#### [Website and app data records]
══════════
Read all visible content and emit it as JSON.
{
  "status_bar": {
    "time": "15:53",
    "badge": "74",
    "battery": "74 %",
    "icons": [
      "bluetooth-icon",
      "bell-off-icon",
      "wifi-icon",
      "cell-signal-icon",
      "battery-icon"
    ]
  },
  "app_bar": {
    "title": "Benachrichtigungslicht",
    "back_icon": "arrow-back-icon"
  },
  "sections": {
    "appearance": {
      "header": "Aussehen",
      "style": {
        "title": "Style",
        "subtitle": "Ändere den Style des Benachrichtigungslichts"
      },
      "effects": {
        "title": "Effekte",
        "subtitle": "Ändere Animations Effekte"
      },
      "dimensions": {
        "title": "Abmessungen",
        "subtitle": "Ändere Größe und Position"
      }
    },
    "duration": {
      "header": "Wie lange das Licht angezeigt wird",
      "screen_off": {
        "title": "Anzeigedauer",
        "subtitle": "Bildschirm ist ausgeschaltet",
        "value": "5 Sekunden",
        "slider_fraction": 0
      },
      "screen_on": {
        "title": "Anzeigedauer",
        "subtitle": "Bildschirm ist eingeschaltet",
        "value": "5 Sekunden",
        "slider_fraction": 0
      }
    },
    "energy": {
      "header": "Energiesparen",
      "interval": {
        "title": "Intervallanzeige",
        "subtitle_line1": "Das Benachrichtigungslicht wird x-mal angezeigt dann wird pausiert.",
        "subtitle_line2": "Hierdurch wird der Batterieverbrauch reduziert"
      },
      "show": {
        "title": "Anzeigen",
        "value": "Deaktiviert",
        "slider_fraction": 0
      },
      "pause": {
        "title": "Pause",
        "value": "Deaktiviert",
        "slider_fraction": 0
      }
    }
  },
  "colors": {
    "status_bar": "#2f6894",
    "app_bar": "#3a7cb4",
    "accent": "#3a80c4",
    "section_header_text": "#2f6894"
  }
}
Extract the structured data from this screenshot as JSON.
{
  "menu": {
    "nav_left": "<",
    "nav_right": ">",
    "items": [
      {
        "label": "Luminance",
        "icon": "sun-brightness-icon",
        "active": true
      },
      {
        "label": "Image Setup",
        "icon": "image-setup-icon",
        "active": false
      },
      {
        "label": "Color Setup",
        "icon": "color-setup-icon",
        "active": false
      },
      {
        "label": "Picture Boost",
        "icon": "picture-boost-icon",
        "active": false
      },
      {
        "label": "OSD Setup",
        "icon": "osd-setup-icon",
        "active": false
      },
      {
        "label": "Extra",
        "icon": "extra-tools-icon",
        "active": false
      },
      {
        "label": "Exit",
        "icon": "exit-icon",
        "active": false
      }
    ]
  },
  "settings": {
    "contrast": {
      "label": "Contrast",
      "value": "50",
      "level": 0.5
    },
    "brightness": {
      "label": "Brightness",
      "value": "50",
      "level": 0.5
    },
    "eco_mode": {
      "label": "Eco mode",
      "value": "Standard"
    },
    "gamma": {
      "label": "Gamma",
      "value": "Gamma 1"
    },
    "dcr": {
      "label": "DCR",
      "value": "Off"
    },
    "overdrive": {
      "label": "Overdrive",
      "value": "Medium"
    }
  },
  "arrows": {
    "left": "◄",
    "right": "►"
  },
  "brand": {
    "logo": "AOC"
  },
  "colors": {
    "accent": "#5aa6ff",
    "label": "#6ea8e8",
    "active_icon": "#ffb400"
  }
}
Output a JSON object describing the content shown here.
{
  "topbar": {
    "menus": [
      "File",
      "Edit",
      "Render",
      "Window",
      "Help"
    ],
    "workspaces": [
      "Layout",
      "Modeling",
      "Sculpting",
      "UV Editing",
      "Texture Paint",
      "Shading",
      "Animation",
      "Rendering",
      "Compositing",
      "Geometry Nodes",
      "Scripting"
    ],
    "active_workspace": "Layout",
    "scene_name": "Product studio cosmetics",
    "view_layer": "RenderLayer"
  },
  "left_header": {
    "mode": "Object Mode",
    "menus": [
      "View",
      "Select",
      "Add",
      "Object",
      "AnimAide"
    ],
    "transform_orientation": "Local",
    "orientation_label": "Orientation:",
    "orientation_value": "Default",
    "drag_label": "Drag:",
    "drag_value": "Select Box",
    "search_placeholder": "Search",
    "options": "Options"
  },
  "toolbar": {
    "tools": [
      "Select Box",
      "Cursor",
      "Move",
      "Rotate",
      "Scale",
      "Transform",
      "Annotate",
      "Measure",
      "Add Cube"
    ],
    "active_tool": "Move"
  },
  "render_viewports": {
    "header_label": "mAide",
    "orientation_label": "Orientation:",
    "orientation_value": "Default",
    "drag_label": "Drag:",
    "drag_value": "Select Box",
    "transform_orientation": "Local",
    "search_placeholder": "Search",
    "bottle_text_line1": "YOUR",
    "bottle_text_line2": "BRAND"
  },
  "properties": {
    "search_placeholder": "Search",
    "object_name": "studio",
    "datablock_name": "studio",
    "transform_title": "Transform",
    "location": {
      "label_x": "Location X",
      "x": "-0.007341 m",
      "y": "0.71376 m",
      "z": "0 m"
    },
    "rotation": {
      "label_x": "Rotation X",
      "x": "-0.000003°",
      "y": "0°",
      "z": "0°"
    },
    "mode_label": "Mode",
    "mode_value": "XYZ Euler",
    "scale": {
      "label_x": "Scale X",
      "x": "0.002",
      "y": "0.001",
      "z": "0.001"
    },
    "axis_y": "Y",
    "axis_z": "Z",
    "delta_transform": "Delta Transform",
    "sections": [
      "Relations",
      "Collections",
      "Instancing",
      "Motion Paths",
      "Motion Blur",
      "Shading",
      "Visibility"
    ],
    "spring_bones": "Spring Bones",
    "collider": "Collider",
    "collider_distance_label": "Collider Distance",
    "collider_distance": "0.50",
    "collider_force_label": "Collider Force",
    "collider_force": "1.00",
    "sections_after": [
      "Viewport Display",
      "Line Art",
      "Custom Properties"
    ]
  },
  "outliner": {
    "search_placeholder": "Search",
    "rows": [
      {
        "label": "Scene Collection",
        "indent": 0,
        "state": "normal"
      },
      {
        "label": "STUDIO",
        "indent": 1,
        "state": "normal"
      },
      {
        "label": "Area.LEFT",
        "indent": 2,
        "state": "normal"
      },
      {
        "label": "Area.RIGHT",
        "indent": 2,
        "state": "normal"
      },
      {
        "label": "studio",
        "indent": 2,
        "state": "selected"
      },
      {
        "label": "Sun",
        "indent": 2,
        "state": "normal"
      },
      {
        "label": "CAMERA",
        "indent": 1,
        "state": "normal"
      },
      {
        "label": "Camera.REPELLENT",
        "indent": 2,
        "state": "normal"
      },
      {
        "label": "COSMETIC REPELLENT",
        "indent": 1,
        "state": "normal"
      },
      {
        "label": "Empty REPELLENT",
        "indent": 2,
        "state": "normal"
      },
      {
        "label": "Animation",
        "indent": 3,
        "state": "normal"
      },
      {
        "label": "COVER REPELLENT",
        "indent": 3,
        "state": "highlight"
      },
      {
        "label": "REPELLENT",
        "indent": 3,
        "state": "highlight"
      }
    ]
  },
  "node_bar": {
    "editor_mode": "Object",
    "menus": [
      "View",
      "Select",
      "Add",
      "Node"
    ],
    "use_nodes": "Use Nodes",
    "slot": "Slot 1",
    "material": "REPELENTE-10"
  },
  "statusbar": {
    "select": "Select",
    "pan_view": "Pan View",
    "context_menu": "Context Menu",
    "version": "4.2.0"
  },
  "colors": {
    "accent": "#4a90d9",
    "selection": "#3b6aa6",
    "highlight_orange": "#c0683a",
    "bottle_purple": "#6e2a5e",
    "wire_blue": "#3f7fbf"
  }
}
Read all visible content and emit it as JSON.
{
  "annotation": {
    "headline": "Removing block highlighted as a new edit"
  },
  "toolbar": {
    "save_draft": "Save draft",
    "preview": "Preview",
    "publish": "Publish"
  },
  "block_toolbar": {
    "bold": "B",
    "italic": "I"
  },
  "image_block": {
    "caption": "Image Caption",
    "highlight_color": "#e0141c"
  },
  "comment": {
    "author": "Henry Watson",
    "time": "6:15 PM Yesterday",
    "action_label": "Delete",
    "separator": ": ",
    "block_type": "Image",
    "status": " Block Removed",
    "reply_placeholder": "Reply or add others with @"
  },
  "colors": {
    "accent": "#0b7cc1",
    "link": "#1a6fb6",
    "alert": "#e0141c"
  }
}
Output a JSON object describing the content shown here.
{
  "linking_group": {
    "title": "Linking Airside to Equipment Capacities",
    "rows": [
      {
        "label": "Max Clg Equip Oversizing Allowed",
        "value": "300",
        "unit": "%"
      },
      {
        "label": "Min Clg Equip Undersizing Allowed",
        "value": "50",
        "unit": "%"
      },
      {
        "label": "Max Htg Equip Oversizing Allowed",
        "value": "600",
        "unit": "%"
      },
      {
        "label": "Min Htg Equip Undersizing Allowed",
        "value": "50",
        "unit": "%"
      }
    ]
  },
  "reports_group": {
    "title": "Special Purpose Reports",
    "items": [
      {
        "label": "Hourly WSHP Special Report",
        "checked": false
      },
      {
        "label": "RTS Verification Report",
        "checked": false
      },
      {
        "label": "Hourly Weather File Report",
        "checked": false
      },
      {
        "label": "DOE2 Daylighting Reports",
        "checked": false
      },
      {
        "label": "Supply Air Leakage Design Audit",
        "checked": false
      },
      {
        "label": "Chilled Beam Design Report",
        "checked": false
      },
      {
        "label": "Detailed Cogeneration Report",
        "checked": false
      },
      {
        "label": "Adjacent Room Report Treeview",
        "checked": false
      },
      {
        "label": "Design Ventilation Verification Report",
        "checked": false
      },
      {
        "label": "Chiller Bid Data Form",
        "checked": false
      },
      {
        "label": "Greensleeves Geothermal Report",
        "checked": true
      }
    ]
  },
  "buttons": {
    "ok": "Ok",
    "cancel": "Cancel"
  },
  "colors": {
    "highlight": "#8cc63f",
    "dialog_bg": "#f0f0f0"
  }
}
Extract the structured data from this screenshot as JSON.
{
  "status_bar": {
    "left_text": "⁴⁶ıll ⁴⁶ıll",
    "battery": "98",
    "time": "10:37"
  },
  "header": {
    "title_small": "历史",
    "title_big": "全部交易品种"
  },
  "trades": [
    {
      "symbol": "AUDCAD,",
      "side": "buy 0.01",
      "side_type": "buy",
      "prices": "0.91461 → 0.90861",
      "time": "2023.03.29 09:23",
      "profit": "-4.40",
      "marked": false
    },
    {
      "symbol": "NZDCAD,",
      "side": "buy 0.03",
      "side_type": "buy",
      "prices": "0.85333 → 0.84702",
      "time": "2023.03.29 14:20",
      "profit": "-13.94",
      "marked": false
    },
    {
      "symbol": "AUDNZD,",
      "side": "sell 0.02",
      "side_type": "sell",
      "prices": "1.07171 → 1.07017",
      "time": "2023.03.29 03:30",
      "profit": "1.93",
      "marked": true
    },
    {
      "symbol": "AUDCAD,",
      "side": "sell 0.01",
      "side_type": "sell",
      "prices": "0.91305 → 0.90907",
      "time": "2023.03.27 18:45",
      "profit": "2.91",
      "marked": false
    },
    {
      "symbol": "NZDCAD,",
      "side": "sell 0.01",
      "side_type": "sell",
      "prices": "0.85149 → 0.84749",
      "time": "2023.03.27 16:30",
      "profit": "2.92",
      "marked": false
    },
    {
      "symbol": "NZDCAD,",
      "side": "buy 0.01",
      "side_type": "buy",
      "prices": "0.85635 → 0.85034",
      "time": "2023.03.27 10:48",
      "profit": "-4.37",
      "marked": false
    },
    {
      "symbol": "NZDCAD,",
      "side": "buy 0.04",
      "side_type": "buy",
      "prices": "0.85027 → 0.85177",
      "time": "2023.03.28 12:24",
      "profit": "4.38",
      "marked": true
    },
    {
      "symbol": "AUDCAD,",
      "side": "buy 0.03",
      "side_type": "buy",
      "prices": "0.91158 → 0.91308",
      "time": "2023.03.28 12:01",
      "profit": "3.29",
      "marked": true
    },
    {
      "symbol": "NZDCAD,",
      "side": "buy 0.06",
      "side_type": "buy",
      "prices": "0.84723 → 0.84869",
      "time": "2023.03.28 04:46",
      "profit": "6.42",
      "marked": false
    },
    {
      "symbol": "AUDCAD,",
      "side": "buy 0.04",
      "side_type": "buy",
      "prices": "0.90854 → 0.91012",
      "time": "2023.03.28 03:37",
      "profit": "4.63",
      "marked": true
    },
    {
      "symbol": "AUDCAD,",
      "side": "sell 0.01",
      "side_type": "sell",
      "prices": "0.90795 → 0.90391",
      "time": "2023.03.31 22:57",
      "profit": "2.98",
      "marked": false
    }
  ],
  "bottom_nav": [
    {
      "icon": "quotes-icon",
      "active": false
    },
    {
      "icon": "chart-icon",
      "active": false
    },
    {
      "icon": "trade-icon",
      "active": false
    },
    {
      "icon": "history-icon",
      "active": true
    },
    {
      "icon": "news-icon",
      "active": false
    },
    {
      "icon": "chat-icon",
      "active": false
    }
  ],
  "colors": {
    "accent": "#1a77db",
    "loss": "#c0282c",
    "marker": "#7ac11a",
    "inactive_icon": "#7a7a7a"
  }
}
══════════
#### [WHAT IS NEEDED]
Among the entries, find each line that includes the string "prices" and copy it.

#### [OUTPUT FOR THIS TASK]
      "prices": "0.91461 → 0.90861",
      "prices": "0.85333 → 0.84702",
      "prices": "1.07171 → 1.07017",
      "prices": "0.91305 → 0.90907",
      "prices": "0.85149 → 0.84749",
      "prices": "0.85635 → 0.85034",
      "prices": "0.85027 → 0.85177",
      "prices": "0.91158 → 0.91308",
      "prices": "0.84723 → 0.84869",
      "prices": "0.90854 → 0.91012",
      "prices": "0.90795 → 0.90391",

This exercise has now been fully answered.